=== Section Start ===
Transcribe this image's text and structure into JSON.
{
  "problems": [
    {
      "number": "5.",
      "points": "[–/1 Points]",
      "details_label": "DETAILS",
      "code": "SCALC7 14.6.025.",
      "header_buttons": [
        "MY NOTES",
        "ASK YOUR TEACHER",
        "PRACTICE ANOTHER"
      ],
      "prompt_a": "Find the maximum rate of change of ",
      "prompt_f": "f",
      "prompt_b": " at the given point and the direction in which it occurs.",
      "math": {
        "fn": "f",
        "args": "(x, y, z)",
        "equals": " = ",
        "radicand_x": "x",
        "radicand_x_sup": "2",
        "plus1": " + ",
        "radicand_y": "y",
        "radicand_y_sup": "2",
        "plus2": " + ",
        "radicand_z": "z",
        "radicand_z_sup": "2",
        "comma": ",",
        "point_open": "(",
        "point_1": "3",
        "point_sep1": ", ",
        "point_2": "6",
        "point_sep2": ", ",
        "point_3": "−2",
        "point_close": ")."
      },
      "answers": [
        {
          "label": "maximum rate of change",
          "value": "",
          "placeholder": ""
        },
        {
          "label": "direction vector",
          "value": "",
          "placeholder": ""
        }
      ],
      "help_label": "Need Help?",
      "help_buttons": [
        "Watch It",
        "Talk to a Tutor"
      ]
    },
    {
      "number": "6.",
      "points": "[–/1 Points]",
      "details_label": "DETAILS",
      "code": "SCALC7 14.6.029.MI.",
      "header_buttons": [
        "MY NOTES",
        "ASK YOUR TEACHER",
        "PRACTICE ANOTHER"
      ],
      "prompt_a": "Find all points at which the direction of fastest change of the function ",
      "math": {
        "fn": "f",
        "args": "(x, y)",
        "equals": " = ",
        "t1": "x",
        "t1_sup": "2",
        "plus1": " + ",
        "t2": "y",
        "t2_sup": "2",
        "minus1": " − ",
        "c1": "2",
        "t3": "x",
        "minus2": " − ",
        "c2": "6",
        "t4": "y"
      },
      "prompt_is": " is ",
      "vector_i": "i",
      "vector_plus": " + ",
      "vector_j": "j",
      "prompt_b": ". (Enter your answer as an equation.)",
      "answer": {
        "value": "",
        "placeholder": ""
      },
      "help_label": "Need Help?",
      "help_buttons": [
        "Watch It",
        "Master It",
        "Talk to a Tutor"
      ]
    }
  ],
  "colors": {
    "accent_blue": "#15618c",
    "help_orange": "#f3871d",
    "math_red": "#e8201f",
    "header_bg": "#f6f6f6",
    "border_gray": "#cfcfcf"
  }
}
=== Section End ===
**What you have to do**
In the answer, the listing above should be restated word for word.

**Exercise output**
Transcribe this image's text and structure into JSON.
{
  "problems": [
    {
      "number": "5.",
      "points": "[–/1 Points]",
      "details_label": "DETAILS",
      "code": "SCALC7 14.6.025.",
      "header_buttons": [
        "MY NOTES",
        "ASK YOUR TEACHER",
        "PRACTICE ANOTHER"
      ],
      "prompt_a": "Find the maximum rate of change of ",
      "prompt_f": "f",
      "prompt_b": " at the given point and the direction in which it occurs.",
      "math": {
        "fn": "f",
        "args": "(x, y, z)",
        "equals": " = ",
        "radicand_x": "x",
        "radicand_x_sup": "2",
        "plus1": " + ",
        "radicand_y": "y",
        "radicand_y_sup": "2",
        "plus2": " + ",
        "radicand_z": "z",
        "radicand_z_sup": "2",
        "comma": ",",
        "point_open": "(",
        "point_1": "3",
        "point_sep1": ", ",
        "point_2": "6",
        "point_sep2": ", ",
        "point_3": "−2",
        "point_close": ")."
      },
      "answers": [
        {
          "label": "maximum rate of change",
          "value": "",
          "placeholder": ""
        },
        {
          "label": "direction vector",
          "value": "",
          "placeholder": ""
        }
      ],
      "help_label": "Need Help?",
      "help_buttons": [
        "Watch It",
        "Talk to a Tutor"
      ]
    },
    {
      "number": "6.",
      "points": "[–/1 Points]",
      "details_label": "DETAILS",
      "code": "SCALC7 14.6.029.MI.",
      "header_buttons": [
        "MY NOTES",
        "ASK YOUR TEACHER",
        "PRACTICE ANOTHER"
      ],
      "prompt_a": "Find all points at which the direction of fastest change of the function ",
      "math": {
        "fn": "f",
        "args": "(x, y)",
        "equals": " = ",
        "t1": "x",
        "t1_sup": "2",
        "plus1": " + ",
        "t2": "y",
        "t2_sup": "2",
        "minus1": " − ",
        "c1": "2",
        "t3": "x",
        "minus2": " − ",
        "c2": "6",
        "t4": "y"
      },
      "prompt_is": " is ",
      "vector_i": "i",
      "vector_plus": " + ",
      "vector_j": "j",
      "prompt_b": ". (Enter your answer as an equation.)",
      "answer": {
        "value": "",
        "placeholder": ""
      },
      "help_label": "Need Help?",
      "help_buttons": [
        "Watch It",
        "Master It",
        "Talk to a Tutor"
      ]
    }
  ],
  "colors": {
    "accent_blue": "#15618c",
    "help_orange": "#f3871d",
    "math_red": "#e8201f",
    "header_bg": "#f6f6f6",
    "border_gray": "#cfcfcf"
  }
}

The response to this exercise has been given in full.